“The challenged laws define marriage as the union of man and woman,” Olens argued in the state’s July 21 motion to dismiss. “This definition furthers the State of Georgia’s legitimate interests in encouraging the raising of children in homes consisting of a married mother and father; ensuring legal frameworks for protection of children of relationships where unintentional reproduction is possible; ensuring adequate reproduction; fostering a child-centric marriage culture that encourages parents to subordinate their own interests to the needs of their children; and exercising prudence before departing from the heretofore universal definition of marriage.”

Duffey does make it clear, and agrees with Olens, that he does not believe the plaintiffs have the right to marry.

“The Court concludes that Georgia’s marriage laws do not implicate a fundamental right to marry a person of the same sex,” he writes.

He adds, “Georgia’s marriage laws prevent a person from marrying someone of the same sex. They do not discriminate against men or women as a class.”

Kries pointed out that Duffey probably doesn’t really want to be part of this same-sex marriage fight but the 11th Circuit Court, which granted marriages to begin this week in Florida, and the Supreme Court, are sending strong messages that they do not support same-sex marriage bans.

“It seems to me he is a conservative and isn’t really looking to go out of way to make any kind of ruling,” Kreis said. “But he is also not a stupid man. The 11th Circuit Court [Georgia is part of the 11th Circuit] by allowing marriages to continue to go forward in Florida sent him a strong message that it will not uphold the ban.. he has the 11th Circuit Court breathing down his back a bit and the Supreme Court has really signaled it is not wanting to uphold bans.”

Georgia Equality issued a statement tonight congratulating Lambda Legal and the plaintiffs.

“We congratulate our colleagues at Lambda Legal on their great work and success in this case, and look forward to working toward continued success together” said Jeff Graham, executive director of Georgia Equality. “While this in no way indicates the judge’s opinion on same-sex marriage, it is encouraging that even one of the more conservative judges in the district is unwilling to accept the state’s tired claim, based on no evidence, that opposite sex couples are better for children.”

Tara Borelli, also a senior attorney with Lambda Legal, added her excitement over Thursday’s decision by Judge Duffey.

“We are delighted that the Court will allow this case to continue,” Borelli, said in a press release. “We look forward to our day in court to demonstrate Georgia’s marriage ban is unconstitutional and relegates the state’s same-sex couples to a second-class status that keeps them and their families vulnerable.

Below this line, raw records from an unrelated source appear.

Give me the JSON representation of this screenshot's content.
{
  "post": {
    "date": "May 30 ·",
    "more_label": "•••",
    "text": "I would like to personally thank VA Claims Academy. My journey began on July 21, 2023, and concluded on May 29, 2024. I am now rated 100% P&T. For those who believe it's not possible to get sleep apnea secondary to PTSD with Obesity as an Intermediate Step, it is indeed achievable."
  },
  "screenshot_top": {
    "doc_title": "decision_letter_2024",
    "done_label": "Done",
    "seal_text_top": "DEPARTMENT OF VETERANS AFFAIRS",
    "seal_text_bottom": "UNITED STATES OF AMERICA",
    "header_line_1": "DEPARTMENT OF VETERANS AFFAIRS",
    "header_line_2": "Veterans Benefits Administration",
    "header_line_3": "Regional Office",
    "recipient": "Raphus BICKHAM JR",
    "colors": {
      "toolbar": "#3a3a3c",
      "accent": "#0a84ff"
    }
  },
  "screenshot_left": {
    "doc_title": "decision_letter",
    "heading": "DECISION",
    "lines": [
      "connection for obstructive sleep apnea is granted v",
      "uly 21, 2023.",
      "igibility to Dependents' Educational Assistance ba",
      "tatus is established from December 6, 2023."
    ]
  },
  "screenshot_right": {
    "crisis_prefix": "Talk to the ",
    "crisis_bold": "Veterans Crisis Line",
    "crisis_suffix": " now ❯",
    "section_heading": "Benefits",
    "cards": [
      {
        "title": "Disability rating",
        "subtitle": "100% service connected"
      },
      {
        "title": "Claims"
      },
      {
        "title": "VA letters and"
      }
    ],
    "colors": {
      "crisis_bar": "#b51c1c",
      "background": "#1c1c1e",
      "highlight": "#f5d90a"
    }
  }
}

“Today, after the blizzard of rulings over the last few months, Georgia now finds itself in the minority of states continuing to enforce these discriminatory marriage bans.” she added. “Surely, Georgia state officials must see the writing on the wall. Georgians believe in the Southern values of love, honor and family, but as long as the State of Georgia continues to bar same-sex couples from marriage, it devalues these families and reinforces unfairness and discrimination. These families need marriage equality and should not have to live with a law that treats them as inferior.”

Friday is a big day in the same-sex marriage movement. A panel of judges in New Orleans will hear arguments on marriage bans in Texas, Louisiana and Mississippi in the 5th Circuit Court of Appeals. Also, the U.S. Supreme Court meets to decide if it will hear any same-sex marriage cases.

UPDATE: Attorney General Olens issued a statement on the Duffey’s ruling: “The District Court issued a preliminary ruling on a motion to dismiss on a pressing legal issue working its way through the higher courts. We look forward to further clarification regarding the ability of states to decide these questions. The United States Supreme Court has an opportunity to review this issue and will likely announce its intent in the coming weeks. There are other cases pending in front of the 11th Circuit that will provide a similar opportunity. As the issue remains pending, the office will continue to pursue its constitutional obligation to defend the laws as passed by the legislature and the citizens of the state of Georgia.”